Holidays bring families together. Traditions often add meaning to these gatherings. So what did I think of my non-traditional Thanksgiving?
For the past twenty-seven years of married life, Thanksgiving holidays have fallen into two categories:
- Dinner with my husband’s parents
- Dinner with my sister and my extended family
Even the occurrence of these dinner options has been regulated. In odd years, we’re with my family. (”Easy to remember because they’re odd,” says my husband.) The other years are spent with my husband’s family.
Thanksgiving with hubby’s relatives means bread stuffing. We generally eat it at either his mother’s house (in the next town – seven miles) or his uncle’s house (about an hour away). His cousins and their families are usually present, as well as his mom’s mother and stepfather.
The only non-odd year when this was different happened when my mother-in-law had open heart surgery right before the holiday. We visited her in the hospital after his dad and brother had dinner at our home.
I hosted Thanksgiving dinner one other time when my uncle was visiting from Idaho. Otherwise, when it’s time for the odd-family gathering, my sister is the hostess with the mostest.
Sure, we all pitch in bringing sides and desserts, but she does the turkey and makes the BEST cornbread dressing.
And the day after, while some people rush around in a retail nightmare, I decorate my house for Christmas.
What’s Different this Year?
If you’ve been following my life, I probably don’t need to mention the list of things that are different in my world this year.
In case you’re just meeting me for the first time:
- My oldest son is married
- My youngest son is engaged
- My sister is remarried and moved a two-hour drive away
But sis wanted to host. And I wanted her to (because it keeps my kitchen clean).
So about a year ago, we made reservations at our time share condo located a mile from her house in Gleneden Beach, Oregon.
The plan: my kids and their significant others, her three kids, my stepdad and my husband and I would stay in the condos. I’d cook my sides there and bring them to her house for the big dinner.
We’d have a week-long vacation. The weekend would be dedicated to family time, meaning a marathon of games. It would culminate with my sister’s birthday dinner out on Saturday night.
And the house would have to be decorated once we returned home.
So What really Happened?

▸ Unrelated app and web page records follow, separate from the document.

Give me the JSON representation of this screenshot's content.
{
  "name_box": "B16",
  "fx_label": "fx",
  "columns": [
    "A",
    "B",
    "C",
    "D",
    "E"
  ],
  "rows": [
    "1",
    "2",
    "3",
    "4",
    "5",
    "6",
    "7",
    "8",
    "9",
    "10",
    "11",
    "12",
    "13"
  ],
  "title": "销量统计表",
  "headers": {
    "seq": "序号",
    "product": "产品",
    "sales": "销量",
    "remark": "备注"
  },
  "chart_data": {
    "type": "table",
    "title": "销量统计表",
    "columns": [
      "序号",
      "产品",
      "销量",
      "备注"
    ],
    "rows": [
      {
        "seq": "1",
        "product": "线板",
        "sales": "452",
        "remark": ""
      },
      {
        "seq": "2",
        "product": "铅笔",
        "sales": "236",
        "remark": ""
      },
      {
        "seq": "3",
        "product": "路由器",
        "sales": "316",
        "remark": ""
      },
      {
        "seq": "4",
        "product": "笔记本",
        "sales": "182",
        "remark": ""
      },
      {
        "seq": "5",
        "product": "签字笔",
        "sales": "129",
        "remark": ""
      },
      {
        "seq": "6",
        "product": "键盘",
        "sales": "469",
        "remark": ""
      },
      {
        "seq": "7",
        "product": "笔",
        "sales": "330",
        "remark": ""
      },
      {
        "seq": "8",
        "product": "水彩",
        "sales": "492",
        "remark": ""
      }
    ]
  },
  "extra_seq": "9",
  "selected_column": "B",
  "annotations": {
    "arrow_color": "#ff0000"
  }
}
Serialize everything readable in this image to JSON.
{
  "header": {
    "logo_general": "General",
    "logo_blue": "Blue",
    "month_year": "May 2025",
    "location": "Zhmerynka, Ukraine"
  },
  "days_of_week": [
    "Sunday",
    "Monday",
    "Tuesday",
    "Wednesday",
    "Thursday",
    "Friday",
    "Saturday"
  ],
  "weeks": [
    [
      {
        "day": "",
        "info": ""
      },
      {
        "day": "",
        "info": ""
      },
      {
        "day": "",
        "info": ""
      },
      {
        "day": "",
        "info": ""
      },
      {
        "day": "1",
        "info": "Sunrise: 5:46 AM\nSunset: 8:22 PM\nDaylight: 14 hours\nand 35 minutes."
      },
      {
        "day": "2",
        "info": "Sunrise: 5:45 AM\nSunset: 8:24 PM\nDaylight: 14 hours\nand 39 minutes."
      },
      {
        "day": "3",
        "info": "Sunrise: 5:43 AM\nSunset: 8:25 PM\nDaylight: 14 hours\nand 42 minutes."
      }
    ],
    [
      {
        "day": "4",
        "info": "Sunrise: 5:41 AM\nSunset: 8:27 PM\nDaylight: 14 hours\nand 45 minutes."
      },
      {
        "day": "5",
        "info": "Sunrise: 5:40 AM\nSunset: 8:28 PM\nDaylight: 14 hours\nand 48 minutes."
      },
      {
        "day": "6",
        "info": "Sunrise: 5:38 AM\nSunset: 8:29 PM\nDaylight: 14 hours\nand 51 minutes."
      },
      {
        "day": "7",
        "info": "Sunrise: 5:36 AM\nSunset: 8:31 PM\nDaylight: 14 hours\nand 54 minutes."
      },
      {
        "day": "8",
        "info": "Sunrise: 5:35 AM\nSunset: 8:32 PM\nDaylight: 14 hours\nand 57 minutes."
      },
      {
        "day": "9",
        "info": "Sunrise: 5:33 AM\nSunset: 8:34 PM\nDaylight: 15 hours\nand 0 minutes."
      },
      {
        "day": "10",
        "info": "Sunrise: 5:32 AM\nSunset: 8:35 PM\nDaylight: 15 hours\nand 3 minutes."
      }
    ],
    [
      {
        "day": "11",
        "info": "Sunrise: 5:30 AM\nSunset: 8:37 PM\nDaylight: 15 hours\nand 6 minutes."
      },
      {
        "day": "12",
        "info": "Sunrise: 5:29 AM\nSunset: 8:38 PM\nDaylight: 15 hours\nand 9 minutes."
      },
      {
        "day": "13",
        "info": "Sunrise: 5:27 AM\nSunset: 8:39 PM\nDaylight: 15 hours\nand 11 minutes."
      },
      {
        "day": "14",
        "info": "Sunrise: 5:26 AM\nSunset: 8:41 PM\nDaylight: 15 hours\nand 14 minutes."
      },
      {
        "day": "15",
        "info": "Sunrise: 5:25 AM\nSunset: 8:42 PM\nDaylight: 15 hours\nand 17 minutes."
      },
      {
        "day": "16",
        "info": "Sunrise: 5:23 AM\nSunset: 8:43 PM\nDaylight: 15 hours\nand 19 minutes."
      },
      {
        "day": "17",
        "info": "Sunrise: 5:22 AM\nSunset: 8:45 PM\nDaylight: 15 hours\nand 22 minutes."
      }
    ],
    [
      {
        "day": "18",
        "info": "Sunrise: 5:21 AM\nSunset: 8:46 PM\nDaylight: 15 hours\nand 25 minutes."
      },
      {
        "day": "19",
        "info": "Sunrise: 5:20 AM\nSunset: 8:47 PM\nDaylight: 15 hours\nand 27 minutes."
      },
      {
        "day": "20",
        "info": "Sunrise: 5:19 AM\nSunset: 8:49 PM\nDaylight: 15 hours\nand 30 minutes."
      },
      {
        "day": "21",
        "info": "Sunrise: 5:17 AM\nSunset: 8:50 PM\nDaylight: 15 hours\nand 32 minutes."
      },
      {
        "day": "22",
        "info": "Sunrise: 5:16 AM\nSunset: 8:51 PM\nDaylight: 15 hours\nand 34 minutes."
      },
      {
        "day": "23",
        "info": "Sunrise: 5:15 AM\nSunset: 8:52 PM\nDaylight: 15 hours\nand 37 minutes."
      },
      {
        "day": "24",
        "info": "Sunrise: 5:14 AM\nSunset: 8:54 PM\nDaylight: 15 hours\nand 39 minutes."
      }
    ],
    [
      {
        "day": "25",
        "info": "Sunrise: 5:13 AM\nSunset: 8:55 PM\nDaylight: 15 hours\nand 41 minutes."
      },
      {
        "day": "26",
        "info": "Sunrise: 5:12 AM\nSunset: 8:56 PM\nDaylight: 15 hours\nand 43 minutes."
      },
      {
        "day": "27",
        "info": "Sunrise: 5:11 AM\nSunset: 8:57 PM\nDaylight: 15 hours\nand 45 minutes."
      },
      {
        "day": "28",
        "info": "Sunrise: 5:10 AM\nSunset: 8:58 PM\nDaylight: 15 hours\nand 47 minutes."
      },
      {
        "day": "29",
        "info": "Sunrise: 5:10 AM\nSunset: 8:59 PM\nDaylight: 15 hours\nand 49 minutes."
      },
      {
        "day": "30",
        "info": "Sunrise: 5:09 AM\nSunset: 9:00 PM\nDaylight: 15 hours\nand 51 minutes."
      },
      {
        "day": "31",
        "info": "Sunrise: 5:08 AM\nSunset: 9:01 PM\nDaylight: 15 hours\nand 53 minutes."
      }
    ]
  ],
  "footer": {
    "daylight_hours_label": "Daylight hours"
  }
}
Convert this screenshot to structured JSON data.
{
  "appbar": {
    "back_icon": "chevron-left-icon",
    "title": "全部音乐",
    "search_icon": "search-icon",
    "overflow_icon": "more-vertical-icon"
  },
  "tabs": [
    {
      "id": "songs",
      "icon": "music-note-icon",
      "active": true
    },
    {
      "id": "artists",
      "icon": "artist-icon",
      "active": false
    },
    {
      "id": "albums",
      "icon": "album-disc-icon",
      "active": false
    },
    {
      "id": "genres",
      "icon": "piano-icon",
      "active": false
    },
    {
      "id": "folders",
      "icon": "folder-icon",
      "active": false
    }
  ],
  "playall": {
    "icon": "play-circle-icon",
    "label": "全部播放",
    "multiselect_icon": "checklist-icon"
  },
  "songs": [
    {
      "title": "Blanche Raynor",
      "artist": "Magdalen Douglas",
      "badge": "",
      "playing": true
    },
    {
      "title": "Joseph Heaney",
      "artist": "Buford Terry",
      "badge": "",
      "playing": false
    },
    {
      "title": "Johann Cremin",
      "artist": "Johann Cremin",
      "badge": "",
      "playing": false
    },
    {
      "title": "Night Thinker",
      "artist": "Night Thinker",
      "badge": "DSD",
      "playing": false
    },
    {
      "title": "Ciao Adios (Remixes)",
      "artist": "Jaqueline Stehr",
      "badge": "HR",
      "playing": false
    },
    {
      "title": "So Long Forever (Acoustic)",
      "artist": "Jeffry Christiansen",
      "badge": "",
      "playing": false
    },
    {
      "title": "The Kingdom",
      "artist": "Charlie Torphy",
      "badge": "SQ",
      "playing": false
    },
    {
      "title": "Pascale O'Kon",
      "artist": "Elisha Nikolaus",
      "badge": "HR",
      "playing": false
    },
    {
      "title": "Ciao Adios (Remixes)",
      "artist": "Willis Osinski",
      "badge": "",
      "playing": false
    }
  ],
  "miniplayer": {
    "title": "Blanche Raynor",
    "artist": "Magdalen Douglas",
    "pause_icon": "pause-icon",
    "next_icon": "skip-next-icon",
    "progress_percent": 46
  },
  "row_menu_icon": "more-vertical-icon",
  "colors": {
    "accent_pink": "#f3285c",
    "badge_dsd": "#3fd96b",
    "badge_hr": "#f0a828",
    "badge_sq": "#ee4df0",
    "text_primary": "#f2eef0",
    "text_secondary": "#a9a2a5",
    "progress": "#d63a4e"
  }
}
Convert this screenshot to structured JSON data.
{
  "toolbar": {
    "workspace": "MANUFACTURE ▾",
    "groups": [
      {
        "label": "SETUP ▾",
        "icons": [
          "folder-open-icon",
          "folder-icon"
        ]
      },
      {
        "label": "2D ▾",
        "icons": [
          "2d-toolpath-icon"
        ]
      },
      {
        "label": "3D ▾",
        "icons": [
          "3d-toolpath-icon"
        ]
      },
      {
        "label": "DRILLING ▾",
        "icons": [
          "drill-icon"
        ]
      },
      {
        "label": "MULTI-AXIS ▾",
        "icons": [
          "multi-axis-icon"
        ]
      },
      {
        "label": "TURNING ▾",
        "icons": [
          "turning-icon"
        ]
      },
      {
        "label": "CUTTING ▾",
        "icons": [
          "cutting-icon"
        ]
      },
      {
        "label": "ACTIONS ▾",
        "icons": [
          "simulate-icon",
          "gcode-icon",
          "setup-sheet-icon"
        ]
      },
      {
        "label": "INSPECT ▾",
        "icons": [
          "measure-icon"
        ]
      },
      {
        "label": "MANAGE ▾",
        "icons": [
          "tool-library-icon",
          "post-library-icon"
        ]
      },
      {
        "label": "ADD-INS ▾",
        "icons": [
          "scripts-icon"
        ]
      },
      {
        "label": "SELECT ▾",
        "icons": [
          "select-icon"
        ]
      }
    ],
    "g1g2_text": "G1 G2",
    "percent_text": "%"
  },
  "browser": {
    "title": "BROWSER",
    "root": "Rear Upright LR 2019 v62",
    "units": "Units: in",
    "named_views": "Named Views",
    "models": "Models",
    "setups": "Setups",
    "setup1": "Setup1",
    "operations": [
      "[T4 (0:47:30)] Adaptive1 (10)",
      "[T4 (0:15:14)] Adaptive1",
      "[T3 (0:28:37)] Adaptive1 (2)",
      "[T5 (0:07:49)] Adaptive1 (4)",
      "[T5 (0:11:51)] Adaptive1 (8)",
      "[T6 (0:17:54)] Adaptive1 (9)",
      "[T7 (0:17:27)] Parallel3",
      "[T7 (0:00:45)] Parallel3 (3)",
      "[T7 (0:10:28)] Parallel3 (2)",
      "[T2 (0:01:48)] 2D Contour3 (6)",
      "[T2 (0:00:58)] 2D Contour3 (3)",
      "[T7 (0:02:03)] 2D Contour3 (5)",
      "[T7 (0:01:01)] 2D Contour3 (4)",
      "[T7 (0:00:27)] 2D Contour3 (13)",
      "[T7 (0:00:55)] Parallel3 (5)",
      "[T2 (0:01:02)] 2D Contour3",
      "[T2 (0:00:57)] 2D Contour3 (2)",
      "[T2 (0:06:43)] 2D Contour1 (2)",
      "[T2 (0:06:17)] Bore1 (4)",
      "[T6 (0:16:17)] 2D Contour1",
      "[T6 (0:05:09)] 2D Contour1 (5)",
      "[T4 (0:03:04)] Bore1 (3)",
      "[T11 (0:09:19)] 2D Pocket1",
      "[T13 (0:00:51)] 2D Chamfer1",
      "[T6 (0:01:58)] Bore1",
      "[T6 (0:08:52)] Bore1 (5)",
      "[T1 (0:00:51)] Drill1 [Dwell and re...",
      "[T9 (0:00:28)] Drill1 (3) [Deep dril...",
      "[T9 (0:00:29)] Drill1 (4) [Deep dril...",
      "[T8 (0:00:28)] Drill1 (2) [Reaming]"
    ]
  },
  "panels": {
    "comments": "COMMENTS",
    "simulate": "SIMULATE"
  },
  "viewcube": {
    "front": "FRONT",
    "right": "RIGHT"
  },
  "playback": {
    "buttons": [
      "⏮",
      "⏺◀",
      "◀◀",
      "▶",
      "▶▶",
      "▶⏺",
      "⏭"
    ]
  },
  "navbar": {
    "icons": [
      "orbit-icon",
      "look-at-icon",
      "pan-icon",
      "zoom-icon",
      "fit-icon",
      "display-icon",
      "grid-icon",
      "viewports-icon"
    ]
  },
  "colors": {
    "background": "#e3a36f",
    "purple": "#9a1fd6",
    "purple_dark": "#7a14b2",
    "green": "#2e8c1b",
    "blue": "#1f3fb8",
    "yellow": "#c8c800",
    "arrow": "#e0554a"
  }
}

My husband and I enjoyed a fantastic week at the beach. The weather was clear, crisp and sunny, but without the famous coastal wind chill.
My step-dad used his truck as an excuse. Yes, it was in need of repair. However, we could have easily transported him in our vehicle.
My new daughter-in-law was on call at the hospital on Thanksgiving and had to work on Friday. (In actuality, she ended up in the hospital with pancreatitis, so no bueno all around.) My oldest son planned to come down on Friday for the games, but the hospital changed those plans.
My youngest son and his fiance celebrated the holiday on Wednesday with her parents. They arrived in time for dinner on Thursday and spent Friday playing games (after a brief shopping excursion).
My niece spent the holiday with her father. She planned to come down on Friday, but her grandmother had a stroke, so those plans were nixed.
My two nephews spent Wednesday through Saturday there. Only one night did one of them stay in the two-bedroom condominium reserved for that purpose. The couch at his mom’s house is obscenely comfortable (I know this because I spent my Thanksgiving turkey coma moments on it).
What’s the Bottom Line?
Go ahead and make plans but expect them to change.
When your children become adults, they might choose to spend a holiday with someone besides you. And that’s okay. Even if it’s rough the first two dozen times time it happens.
Holiday traditions need to evolve with your family. What worked when everyone lived within an hour of each other, won’t work when people move further away. Adding daughters to my family means respecting that their are other parents who want to spend the holiday with my kids.
Hopping out of the holiday rut and doing something different, like going away for a whole week, allows for these growing pains.
Holiday traditions should be like the Pirate Code: a guideline. Doing something non-traditional made me especially thankful this Thanksgiving.
What do you think? Are your traditions too important to let them slide for a year or two?